I was delighted to participate in this year’s 16th Annual Compliance and Ethics Institute leading a session that delved into insights around how pressure points can create the perfect storm for ethical people to fall into unethical choices. The session explored the underpinnings of social cognitive scientific research and how that frames the learning environments that influence decision making. I pointed to Social Learning Theory which points heavily to the trifecta of modeling, innate views and observational learning to how seasoned executives fall into the Single Loop Learning path, finding it difficult to unlearn old behaviors. To provide context into a real-life situation, I invited Rashmi Airan to share her first-hand account of her rise and fall, to the practical advice and lessons learned in identifying ethical blind spots. I believe, for attendees, it was one hour well spent.
Humbled by a series of difficult decisions, which included six months in federal prison, Rashmi made clear her sheer determination to help others create a culture of conversation around ethics and compliance not only at work but in all aspects of our lives. We discussed why doing the right thing, even when it hurts, can create opportunity. And we explored how to inspire employees to make good, deliberate ethical choices on their way to success.
Rashmi has walked the talk, transforming her mess into a message, referencing her Ted Talk “Against the Slippery Slope. “If I just paused, and listened to the little voice, I wouldn’t have made the wrong choices that I did.”

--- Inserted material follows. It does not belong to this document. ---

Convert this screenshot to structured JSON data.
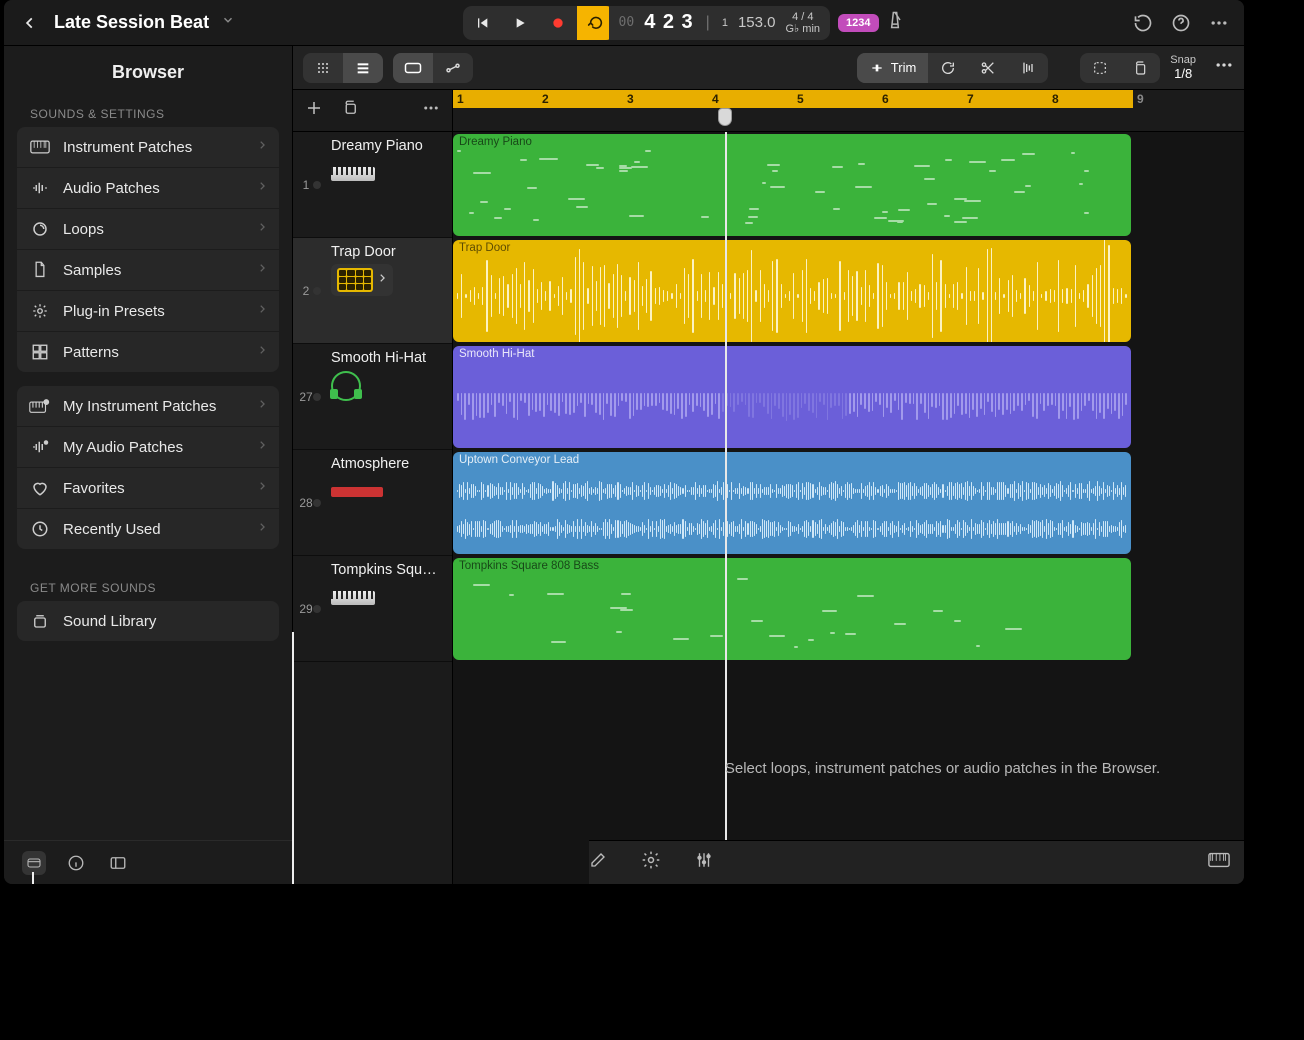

In conclusion, I remarked, “Asking difficult questions and questioning underlying assumptions is an ethical muscle that needs practice.” We enjoyed the interaction with the audience which had many intriguing questions.